The inland settlement of Leland was named for Mr. William Leland who settled there. However, in the early records it was referred to as 'Leland Place'.
Dr. A. R. Kilpatrick talked to Mr. Leland in 1851 and gives this history:
William Layland (Leland), a Revolutionary soldier, now living on Sicily Island, was born in Berkley County, Virginia near Slinker's Gap, on the Shenandoah River, May 3, 1742. His parents were from New Jersey, of the upper Freehold; his mother's maiden name was Sarah Ellison. In 1773, there was so much agitation and excitement amongst the people and dread of the savages, that his parents returned from Virginia to New Jersey, in the neighborhood whence they had migrated.
In 1776, he enlisted as a volunteer in the Continental service, and after several more enlistments, was honorably discharged May 13, 1789, while in Natchez, Mississippi. He married Miss Elizabeth Swayze, the youngest daughter of Samuel Swayze, near Washington, Adams County, Mississippi on the 9th of January 1799, and lived in that county until March 1835, when he moved to Sicily Island. His wife died on the 9th of March 1837, leaving two daughters and five sons. (De Bow's Review, Vol 12, 1852)
...David Holstein sold for $2300 to Wm. d. Leland situated "at the first of hills" on Sicily Island, containing 237 1/2 acres. Formerly owned by Henry Holstein.
|1840 U.S. Census - Catahoula Parish Link|
There is recorded an overseeing account for the years of 1836 to 1845 of W. E. Leland in account with W. D. Leland.
In 1845, there is recorded:
...Leland traded to John Higgins 140 acres of land on Sicily Island for a house and lot in Harrisonburg, fronting on Water Street. (Clerk of Court, Harrisonburg, La. Conveyance Record, Bk. J. p. 444.)
...Higgins purchasing for himself the residence lately occupied by Wm. E. Leland and his father and brother, situated on Sicily Island. (Clerk of Court, Harrisonburg, La. Conveyance Record, Bk. J. p. 445.)
From Peck, IV Will, History of Sicily Island, 1976:
He was at the battle of Trenton under the General-in-Chief, and with the army in 1777, when encamped at Valley Forge, with General Washington.
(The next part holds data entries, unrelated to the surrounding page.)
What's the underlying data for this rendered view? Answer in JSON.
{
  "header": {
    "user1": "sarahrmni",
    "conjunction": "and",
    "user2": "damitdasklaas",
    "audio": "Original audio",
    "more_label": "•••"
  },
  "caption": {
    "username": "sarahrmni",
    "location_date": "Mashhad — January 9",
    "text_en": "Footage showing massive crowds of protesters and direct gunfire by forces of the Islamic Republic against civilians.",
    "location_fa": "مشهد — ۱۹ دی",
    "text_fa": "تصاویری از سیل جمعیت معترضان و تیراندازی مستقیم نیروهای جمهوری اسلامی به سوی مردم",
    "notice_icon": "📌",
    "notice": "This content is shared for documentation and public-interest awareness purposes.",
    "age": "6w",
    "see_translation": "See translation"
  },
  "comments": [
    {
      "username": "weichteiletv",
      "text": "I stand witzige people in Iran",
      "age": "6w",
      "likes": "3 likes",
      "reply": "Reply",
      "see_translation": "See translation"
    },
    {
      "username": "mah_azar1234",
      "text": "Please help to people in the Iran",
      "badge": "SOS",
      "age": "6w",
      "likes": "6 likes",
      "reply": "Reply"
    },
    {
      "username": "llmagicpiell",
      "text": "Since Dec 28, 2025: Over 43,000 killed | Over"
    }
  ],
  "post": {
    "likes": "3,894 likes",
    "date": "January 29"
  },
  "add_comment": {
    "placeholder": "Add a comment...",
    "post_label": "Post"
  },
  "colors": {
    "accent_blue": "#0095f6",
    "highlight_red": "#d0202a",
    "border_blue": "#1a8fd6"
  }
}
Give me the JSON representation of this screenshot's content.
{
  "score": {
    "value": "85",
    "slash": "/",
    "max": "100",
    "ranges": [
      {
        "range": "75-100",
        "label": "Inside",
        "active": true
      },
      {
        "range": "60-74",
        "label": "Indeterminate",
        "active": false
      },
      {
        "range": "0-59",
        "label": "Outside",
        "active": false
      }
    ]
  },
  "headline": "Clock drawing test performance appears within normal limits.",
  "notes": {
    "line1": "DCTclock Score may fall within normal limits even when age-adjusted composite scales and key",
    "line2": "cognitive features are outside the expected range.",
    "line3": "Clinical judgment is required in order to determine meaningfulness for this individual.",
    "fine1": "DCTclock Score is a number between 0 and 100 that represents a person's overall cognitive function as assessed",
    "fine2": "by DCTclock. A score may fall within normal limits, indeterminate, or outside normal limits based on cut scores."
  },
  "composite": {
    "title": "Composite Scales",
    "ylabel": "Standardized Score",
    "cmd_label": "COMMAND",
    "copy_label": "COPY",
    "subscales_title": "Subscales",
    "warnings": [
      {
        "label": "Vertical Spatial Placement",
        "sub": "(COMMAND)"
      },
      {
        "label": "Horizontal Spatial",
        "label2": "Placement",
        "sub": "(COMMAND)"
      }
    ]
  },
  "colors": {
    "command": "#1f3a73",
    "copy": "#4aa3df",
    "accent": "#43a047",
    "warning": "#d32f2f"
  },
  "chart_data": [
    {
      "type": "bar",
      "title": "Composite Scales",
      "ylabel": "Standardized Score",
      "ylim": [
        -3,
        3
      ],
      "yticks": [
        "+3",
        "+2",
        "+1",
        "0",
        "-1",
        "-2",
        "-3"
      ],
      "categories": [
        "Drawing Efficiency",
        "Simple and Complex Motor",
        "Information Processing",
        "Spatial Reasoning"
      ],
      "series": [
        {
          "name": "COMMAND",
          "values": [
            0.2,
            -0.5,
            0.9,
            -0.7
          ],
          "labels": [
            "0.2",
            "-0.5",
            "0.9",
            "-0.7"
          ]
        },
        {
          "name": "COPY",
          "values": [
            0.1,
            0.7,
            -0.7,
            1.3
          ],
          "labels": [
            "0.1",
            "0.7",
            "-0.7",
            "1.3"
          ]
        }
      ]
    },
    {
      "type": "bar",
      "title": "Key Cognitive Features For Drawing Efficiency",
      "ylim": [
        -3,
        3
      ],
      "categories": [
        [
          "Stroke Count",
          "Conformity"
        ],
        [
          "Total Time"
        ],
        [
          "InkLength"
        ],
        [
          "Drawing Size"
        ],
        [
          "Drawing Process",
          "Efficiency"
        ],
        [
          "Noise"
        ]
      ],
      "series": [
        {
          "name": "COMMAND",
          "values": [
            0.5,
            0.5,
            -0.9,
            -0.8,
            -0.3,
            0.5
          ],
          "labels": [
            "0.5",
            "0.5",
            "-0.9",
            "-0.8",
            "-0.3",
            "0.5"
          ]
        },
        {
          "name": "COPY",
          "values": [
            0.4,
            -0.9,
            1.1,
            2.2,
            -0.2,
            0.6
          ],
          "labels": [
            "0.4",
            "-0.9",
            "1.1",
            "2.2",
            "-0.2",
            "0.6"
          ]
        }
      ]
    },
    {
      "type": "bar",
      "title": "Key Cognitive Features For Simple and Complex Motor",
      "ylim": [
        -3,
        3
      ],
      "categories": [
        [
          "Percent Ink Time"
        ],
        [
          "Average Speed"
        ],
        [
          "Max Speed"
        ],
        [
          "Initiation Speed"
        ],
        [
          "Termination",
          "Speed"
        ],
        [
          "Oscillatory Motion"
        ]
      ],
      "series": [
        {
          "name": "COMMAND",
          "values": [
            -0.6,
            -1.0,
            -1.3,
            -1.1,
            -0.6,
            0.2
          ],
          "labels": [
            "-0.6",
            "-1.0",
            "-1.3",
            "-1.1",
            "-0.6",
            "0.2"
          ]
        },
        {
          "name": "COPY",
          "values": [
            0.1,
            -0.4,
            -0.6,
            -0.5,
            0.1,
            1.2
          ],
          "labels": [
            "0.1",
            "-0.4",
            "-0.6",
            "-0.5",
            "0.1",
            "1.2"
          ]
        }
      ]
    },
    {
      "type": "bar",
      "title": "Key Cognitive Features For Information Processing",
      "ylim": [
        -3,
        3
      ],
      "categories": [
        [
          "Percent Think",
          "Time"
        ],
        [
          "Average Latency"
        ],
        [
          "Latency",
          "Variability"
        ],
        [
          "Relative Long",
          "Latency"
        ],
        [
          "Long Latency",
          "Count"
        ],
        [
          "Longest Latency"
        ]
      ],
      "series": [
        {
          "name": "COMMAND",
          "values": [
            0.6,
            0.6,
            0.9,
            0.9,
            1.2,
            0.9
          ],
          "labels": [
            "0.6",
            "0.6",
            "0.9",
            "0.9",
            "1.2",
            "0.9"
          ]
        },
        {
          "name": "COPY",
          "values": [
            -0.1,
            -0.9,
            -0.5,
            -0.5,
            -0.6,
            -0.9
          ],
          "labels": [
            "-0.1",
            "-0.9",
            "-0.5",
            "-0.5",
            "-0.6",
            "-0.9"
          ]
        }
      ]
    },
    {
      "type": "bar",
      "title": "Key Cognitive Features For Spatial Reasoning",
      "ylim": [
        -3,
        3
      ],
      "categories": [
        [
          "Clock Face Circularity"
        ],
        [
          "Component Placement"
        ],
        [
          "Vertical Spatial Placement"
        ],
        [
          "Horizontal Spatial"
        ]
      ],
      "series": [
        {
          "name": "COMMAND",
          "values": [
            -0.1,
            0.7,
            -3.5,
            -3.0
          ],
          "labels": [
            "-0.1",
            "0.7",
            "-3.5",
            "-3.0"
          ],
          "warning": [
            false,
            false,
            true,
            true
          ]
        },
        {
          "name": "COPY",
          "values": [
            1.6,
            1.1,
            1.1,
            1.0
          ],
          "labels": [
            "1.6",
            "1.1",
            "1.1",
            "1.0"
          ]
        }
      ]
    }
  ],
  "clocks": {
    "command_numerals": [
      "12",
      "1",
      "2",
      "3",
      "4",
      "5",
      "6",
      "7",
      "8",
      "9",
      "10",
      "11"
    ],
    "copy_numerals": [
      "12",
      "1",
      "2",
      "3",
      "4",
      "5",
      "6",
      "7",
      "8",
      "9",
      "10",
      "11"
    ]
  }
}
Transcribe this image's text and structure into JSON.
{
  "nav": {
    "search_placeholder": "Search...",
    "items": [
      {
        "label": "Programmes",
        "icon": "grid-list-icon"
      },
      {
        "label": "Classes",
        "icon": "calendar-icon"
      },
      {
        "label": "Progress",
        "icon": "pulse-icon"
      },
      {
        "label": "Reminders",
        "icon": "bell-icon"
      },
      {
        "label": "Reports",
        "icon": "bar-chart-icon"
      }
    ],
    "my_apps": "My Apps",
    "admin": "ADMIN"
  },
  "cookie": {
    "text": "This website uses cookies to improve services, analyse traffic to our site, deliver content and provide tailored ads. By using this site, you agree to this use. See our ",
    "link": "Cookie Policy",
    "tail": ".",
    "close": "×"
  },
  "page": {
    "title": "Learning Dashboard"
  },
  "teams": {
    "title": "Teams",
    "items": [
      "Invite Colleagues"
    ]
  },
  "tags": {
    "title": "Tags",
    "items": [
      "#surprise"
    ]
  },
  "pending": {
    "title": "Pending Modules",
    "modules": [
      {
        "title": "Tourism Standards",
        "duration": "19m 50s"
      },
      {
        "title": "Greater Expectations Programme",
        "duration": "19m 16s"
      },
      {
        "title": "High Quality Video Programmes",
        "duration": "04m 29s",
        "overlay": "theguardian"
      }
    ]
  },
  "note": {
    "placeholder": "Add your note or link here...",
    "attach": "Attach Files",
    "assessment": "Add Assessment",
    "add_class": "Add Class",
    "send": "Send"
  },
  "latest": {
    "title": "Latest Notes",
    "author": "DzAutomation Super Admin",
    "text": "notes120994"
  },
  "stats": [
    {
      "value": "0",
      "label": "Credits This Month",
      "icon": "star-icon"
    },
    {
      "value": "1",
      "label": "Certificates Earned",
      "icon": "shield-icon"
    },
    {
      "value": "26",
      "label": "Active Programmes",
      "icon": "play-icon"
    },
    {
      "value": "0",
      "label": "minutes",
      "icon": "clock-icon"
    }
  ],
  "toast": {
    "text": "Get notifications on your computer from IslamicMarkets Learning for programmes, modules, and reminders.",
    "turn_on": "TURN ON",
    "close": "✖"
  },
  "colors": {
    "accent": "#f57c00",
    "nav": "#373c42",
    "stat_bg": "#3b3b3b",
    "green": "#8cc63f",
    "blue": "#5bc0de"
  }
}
Mr. Layland will always be remembered, first for his exciting adventures as a Revolutionary soldier and second for his name being given to the settlement on Sicily Island now called Leland. His descendents, including the Florence Duncle Meyers family, still live in the area.
|Leland Water Tower, 2011|
|Leland Store, 2011|